WHILDEN’S POND 4 © 2002Big Cypress Gallery
During the winter, so many birds fly into the pond, it’s like having the Discovery Channel outside the cottage window. Achieving the correct exposure to photograph birds with a large format camera is difficult, so I set up Niki’s Pentax 6″ x 7″ camera, with an 1200mm lens, in a position where I would only have to open the window to take a photograph. My ideal way of shooting birds is from our sunroom . . . in air conditioning. The Great Egret The great egret stands in stark contrast to most of its wetland habitat with its jet-black legs, keen yellow eyes, regal pose, and suit of brilliant white feathers. There are 17 wading bird species in the Everglades, and each has a unique method of capturing food. A great egret stands still atop a branch or walks stealthily through shallow waters searching for fish, frogs, freshwater eels, and even young snakes and alligators. When it finds its prey, the egret delivers a deadly jab with its dagger-like bill. When surrounding wet prairies have dried up, and fish have retreated to the only remaining water holes, ponds such as this become opportune vistas for observing wildlife and their distinctive behavioral patterns.
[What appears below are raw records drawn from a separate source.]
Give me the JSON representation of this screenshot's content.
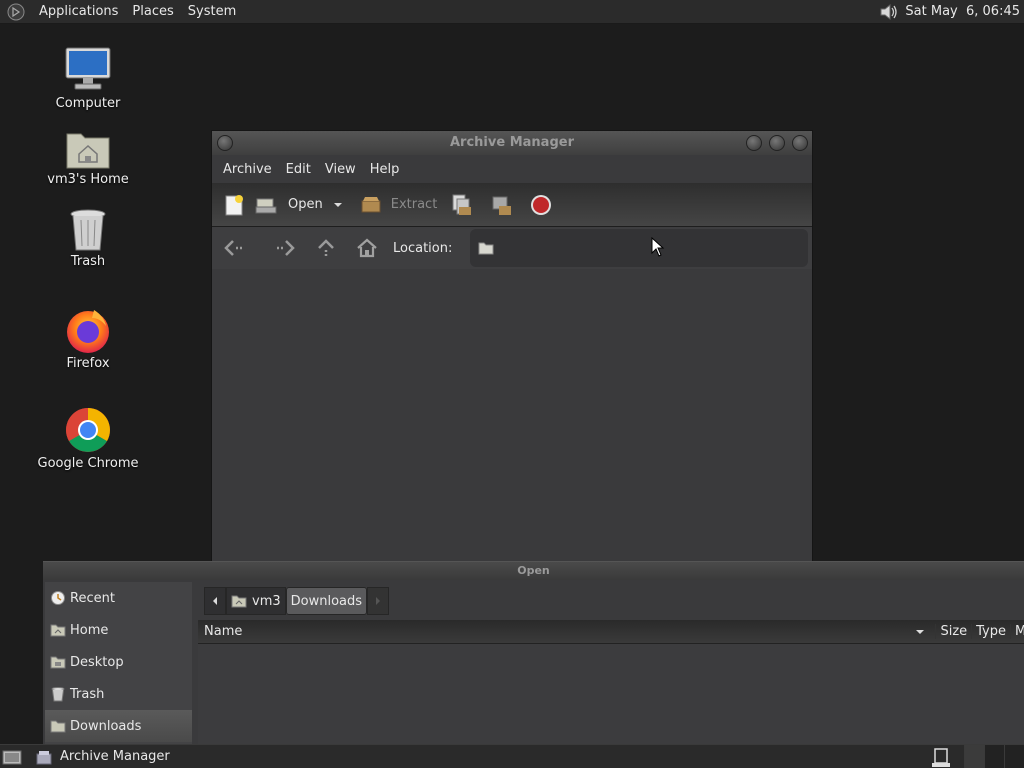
{
  "top_panel": {
    "menus": [
      "Applications",
      "Places",
      "System"
    ],
    "clock": "Sat May  6, 06:45",
    "icons": [
      "gnome-foot-logo",
      "volume-icon"
    ]
  },
  "desktop": {
    "icons": [
      {
        "label": "Computer",
        "icon": "computer-icon"
      },
      {
        "label": "vm3's Home",
        "icon": "home-folder-icon"
      },
      {
        "label": "Trash",
        "icon": "trash-icon"
      },
      {
        "label": "Firefox",
        "icon": "firefox-icon"
      },
      {
        "label": "Google Chrome",
        "icon": "chrome-icon"
      }
    ]
  },
  "archive_window": {
    "title": "Archive Manager",
    "menu": [
      "Archive",
      "Edit",
      "View",
      "Help"
    ],
    "toolbar": {
      "open_label": "Open",
      "extract_label": "Extract"
    },
    "location_label": "Location:",
    "location_value": ""
  },
  "open_dialog": {
    "title": "Open",
    "places": [
      {
        "label": "Recent",
        "icon": "recent-icon"
      },
      {
        "label": "Home",
        "icon": "home-icon"
      },
      {
        "label": "Desktop",
        "icon": "desktop-icon"
      },
      {
        "label": "Trash",
        "icon": "trash-icon"
      },
      {
        "label": "Downloads",
        "icon": "folder-icon",
        "selected": true
      }
    ],
    "path": [
      "vm3",
      "Downloads"
    ],
    "columns": {
      "name": "Name",
      "size": "Size",
      "type": "Type",
      "modified": "M"
    }
  },
  "bottom_panel": {
    "task_label": "Archive Manager"
  },
  "colors": {
    "panel_bg": "#2b2b2b",
    "desktop_bg": "#1c1c1c",
    "window_bg": "#3a3a3c",
    "stop_red": "#c0282a"
  }
}
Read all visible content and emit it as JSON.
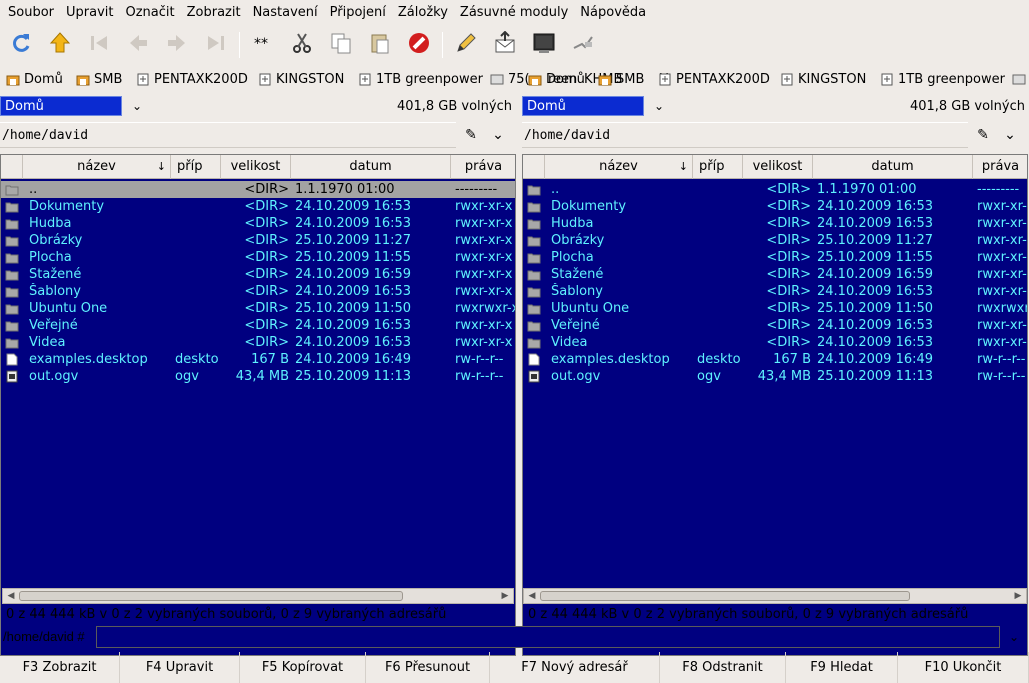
{
  "menu": [
    "Soubor",
    "Upravit",
    "Označit",
    "Zobrazit",
    "Nastavení",
    "Připojení",
    "Záložky",
    "Zásuvné moduly",
    "Nápověda"
  ],
  "toolbar": [
    {
      "icon": "refresh-icon",
      "enabled": true
    },
    {
      "icon": "home-up-icon",
      "enabled": true
    },
    {
      "icon": "first-icon",
      "enabled": false
    },
    {
      "icon": "back-icon",
      "enabled": false
    },
    {
      "icon": "forward-icon",
      "enabled": false
    },
    {
      "icon": "last-icon",
      "enabled": false
    },
    {
      "icon": "select-all-icon",
      "enabled": true
    },
    {
      "icon": "cut-icon",
      "enabled": true
    },
    {
      "icon": "copy-icon",
      "enabled": true
    },
    {
      "icon": "paste-icon",
      "enabled": true
    },
    {
      "icon": "stop-icon",
      "enabled": true
    },
    {
      "icon": "edit-icon",
      "enabled": true
    },
    {
      "icon": "mail-icon",
      "enabled": true
    },
    {
      "icon": "terminal-icon",
      "enabled": true
    },
    {
      "icon": "connect-icon",
      "enabled": true
    }
  ],
  "bookmarks_left": [
    "Domů",
    "SMB",
    "PENTAXK200D",
    "KINGSTON",
    "1TB greenpower",
    "75("
  ],
  "bookmarks_right": [
    "Domů",
    "SMB",
    "PENTAXK200D",
    "KINGSTON",
    "1TB greenpower"
  ],
  "bookmarks_overlap": [
    "reen",
    "KHMB",
    "Y"
  ],
  "columns": [
    "název",
    "příp",
    "velikost",
    "datum",
    "práva"
  ],
  "sort_indicator": "↓",
  "left": {
    "drive": "Domů",
    "free": "401,8 GB volných",
    "path": "/home/david",
    "status": "0  z 44 444  kB v 0 z 2 vybraných souborů, 0 z 9 vybraných adresářů"
  },
  "right": {
    "drive": "Domů",
    "free": "401,8 GB volných",
    "path": "/home/david",
    "status": "0  z 44 444  kB v 0 z 2 vybraných souborů, 0 z 9 vybraných adresářů"
  },
  "files": [
    {
      "name": "..",
      "ext": "",
      "size": "<DIR>",
      "date": "1.1.1970 01:00",
      "perm": "---------",
      "type": "dir"
    },
    {
      "name": "Dokumenty",
      "ext": "",
      "size": "<DIR>",
      "date": "24.10.2009 16:53",
      "perm": "rwxr-xr-x",
      "type": "dir"
    },
    {
      "name": "Hudba",
      "ext": "",
      "size": "<DIR>",
      "date": "24.10.2009 16:53",
      "perm": "rwxr-xr-x",
      "type": "dir"
    },
    {
      "name": "Obrázky",
      "ext": "",
      "size": "<DIR>",
      "date": "25.10.2009 11:27",
      "perm": "rwxr-xr-x",
      "type": "dir"
    },
    {
      "name": "Plocha",
      "ext": "",
      "size": "<DIR>",
      "date": "25.10.2009 11:55",
      "perm": "rwxr-xr-x",
      "type": "dir"
    },
    {
      "name": "Stažené",
      "ext": "",
      "size": "<DIR>",
      "date": "24.10.2009 16:59",
      "perm": "rwxr-xr-x",
      "type": "dir"
    },
    {
      "name": "Šablony",
      "ext": "",
      "size": "<DIR>",
      "date": "24.10.2009 16:53",
      "perm": "rwxr-xr-x",
      "type": "dir"
    },
    {
      "name": "Ubuntu One",
      "ext": "",
      "size": "<DIR>",
      "date": "25.10.2009 11:50",
      "perm": "rwxrwxr-x",
      "type": "dir"
    },
    {
      "name": "Veřejné",
      "ext": "",
      "size": "<DIR>",
      "date": "24.10.2009 16:53",
      "perm": "rwxr-xr-x",
      "type": "dir"
    },
    {
      "name": "Videa",
      "ext": "",
      "size": "<DIR>",
      "date": "24.10.2009 16:53",
      "perm": "rwxr-xr-x",
      "type": "dir"
    },
    {
      "name": "examples.desktop",
      "ext": "desktop",
      "size": "167 B",
      "date": "24.10.2009 16:49",
      "perm": "rw-r--r--",
      "type": "file"
    },
    {
      "name": "out.ogv",
      "ext": "ogv",
      "size": "43,4 MB",
      "date": "25.10.2009 11:13",
      "perm": "rw-r--r--",
      "type": "media"
    }
  ],
  "cmd": {
    "label": "/home/david #",
    "value": ""
  },
  "fkeys": [
    "F3 Zobrazit",
    "F4 Upravit",
    "F5 Kopírovat",
    "F6 Přesunout",
    "F7 Nový adresář",
    "F8 Odstranit",
    "F9 Hledat",
    "F10 Ukončit"
  ],
  "colors": {
    "panel_bg": "#000080",
    "file_text": "#5ff2ff",
    "selected_row": "#a3a3a3",
    "drive_select": "#0b2bd1"
  }
}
Whilden’s Pond 4 was taken with a Pentax 6×7 camera on Ilford XP2 film. This photograph is hand-printed in Clyde’s darkroom on fiber-based paper, selenium toned, then mounted and matted to current archival standards. The photograph is a limited edition and signed by Clyde. Camera settings f/22 | 1200mm Takumar lens| 1/4 second Disclaimer – Cropping, contrast, and image density may vary. Darkroom prints have a border. Please call the gallery for the exact image size. To learn more about the darkroom printing process, click here.